Prime Minister Recep Tayyip Erdoğan was greeted by tens of thousands of Egyptians who flocked into Cairo airport to welcome the Turkish prime minister while Cairo's streets were decorated with posters of Erdoğan.
At least 20,000 Egyptians holding posters of Erdoğan and chanting slogans welcomed Erdoğan in Cairo airport late on Monday, according to the account of Today's Zaman reporter in Cairo. "And thousands are on their way to the airport," the correspondent reported.
In İstanbul, Erdoğan said Turkey is ready to lend any kind of support to Egypt to pass this critical, difficult period ahead of his first visit to post-revolution Egypt as part of his tour to so-called Arab Spring countries.

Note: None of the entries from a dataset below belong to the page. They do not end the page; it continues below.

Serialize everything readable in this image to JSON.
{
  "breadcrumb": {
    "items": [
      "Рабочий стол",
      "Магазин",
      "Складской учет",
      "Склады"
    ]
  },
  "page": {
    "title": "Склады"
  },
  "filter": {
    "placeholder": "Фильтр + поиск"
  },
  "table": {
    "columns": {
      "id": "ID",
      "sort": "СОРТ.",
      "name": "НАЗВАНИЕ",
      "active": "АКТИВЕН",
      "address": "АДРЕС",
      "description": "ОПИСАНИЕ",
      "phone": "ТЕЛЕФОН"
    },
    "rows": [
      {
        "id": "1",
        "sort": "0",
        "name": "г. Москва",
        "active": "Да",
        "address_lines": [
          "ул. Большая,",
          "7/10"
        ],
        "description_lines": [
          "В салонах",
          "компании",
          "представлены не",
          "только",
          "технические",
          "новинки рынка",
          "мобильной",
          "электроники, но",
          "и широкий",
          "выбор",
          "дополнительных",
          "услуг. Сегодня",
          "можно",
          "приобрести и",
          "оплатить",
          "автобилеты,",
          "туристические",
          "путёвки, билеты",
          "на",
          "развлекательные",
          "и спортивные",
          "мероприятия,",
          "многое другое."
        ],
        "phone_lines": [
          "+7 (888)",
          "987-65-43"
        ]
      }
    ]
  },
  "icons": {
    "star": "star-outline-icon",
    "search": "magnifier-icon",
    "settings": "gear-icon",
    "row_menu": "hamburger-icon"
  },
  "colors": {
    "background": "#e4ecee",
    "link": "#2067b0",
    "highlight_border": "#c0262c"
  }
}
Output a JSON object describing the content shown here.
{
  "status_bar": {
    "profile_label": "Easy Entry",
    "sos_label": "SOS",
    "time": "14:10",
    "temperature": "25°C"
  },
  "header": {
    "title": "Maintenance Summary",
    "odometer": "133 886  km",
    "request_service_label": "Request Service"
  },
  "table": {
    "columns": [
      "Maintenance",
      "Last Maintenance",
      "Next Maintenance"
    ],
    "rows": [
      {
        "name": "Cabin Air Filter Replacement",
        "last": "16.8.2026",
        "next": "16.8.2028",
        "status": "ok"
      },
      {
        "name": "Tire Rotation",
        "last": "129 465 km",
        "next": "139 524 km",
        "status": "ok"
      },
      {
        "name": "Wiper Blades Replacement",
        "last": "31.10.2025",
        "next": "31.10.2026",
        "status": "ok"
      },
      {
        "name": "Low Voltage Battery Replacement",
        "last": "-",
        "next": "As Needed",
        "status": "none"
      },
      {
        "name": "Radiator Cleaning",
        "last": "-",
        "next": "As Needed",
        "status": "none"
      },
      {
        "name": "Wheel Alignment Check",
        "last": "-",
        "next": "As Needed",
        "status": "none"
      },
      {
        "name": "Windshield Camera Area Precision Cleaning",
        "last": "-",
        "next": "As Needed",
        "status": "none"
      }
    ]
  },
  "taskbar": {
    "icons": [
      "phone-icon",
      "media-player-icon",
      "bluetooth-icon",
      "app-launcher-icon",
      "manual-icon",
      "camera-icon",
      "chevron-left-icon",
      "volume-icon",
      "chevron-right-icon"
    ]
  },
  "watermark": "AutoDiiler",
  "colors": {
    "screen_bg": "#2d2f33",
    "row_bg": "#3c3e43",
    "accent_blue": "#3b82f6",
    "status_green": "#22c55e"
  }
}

Erdoğan made the comments before departing for a visit to Egypt later on Monday, where he will seek to boost his government's already high standing in the Arab world - a position he has achieved in part by challenging Israel on the world stage.
Erdoğan, the most popular public figure across the Arab world, intent on broadening Turkey's influence in the Middle East and the Arab world, will also visit Tunisia and Libya, two other countries where popular uprisings have ousted autocratic leaders.
Erdoğan's visit to Egypt coincides with increasingly troubled ties between Cairo and Israel following an attack on the Israeli embassy there. Israel fears that it is being left increasingly isolated by the Arab Spring, which is changing the power dynamics in the region, alongside tense relations former ally Turkey.
A statement earlier in the day from Erdoğan's office said Turkey would emphasize its support to Egypt, Tunisia and Libya in their transition to democracy.
Despite a pre-scheduled speech in Cairo’s historic Tahrir square, which had been a flashpoint for Egyptian revolution earlier this year, Erdoğan said his speech was canceled in Tahrir square to avoid provocation and putting what he said “Egypt’s future in danger,” without further elaborating.
He said he believes his keynote speech at the Arab League summit on Tuesday will be listened by “Egyptian brothers” and the entire world.
In Egypt, Erdoğan will oversee the signing of an agreement to establish a joint council to lead efforts toward a closer "strategic partnership," as well as deals to encourage cooperation, investments and trade, a statement from the Turkish prime minister's office said.
Erdoğan had hoped to be able to cross into Gaza from Egypt, but government officials said Sunday his scheduled would be limited to the three countries.
"Right now, there is no question of my visiting Gaza," Erdoğan told a news conference in İstanbul before flying to Cairo on Monday night. "But I would like to clearly say that I am longing to visit Gaza. I am longing to visit to Gaza as soon as possible." He did not elaborate.
In his interview with Al-Jazeera two days ago, Erdoğan also said he knows that his brothers in Gaza are waiting for him. “I too long for Gaza," Erdoğan said. "Sooner or later, if God allows it, I will go to Gaza.
Erdoğan travels to Tunisia on Wednesday and to Libya on Thursday.
Turkey is also eager to resume investments in Libya, where Turkish contractors were involved in 214 building projects worth more than $15 billion before the rebellion that ousted strongman Muammar Gaddafi. Bilateral trade with Libya was $2.4 billion in Turkey's favor before the uprising.
Asked about his earlier remarks on Al-Jazeera where he said Israeli flotilla raid is a cause of war, Erdoğan said a state has no authority to intervene to an aid ship no matter where it goes, Gaza or Egypt.
Erdoğan told Al-Jazeera television in a recent interview that the Israeli raid, which killed eight Turks and an American on board a Turkish ship trying to break Israel's naval blockade of Gaza, occurred in international waters and was "unlawful." His comments were carried by Turkey's state-run Anatolia news agency late Sunday.
"It is a cause for war, but we decided to act in line with Turkey's grandeur and showed patience," Erdoğan said.
A UN report into the raid, released earlier this month, said Israel's naval blockade was legitimate but accused Israel of using "excessive and unreasonable" force in the raid.
Turkey has been angered over Israel's refusal to apologize for the raid.
In response, Turkey this month suspended its military ties with Israel, expelled top Israeli diplomats, pledged to campaign in support of the Palestinians' statehood bid and vowed to send the Turkish navy to escort Gaza-bound aid ships in the future.
“Israel has made such a mistake. It, sadly, committed such a barbaric act. It now faces paying off for this mistake,” Erdoğan told reporters in İstanbul.
Erdoğan also reached out to Jewish citizens of Turkey and said Turkey’s problem is not with Israeli people or Jewish citizens in Turkey. “Turkey’s problem is with a self-contradictory Israeli government,” Erdoğan stressed, adding that unless Israel apologizes to Turkey, pay compensation and lift Gaza blockade, it should not expect normalization from Turkey.
Cumali Önal from the Cairo airport contributed to the reporting.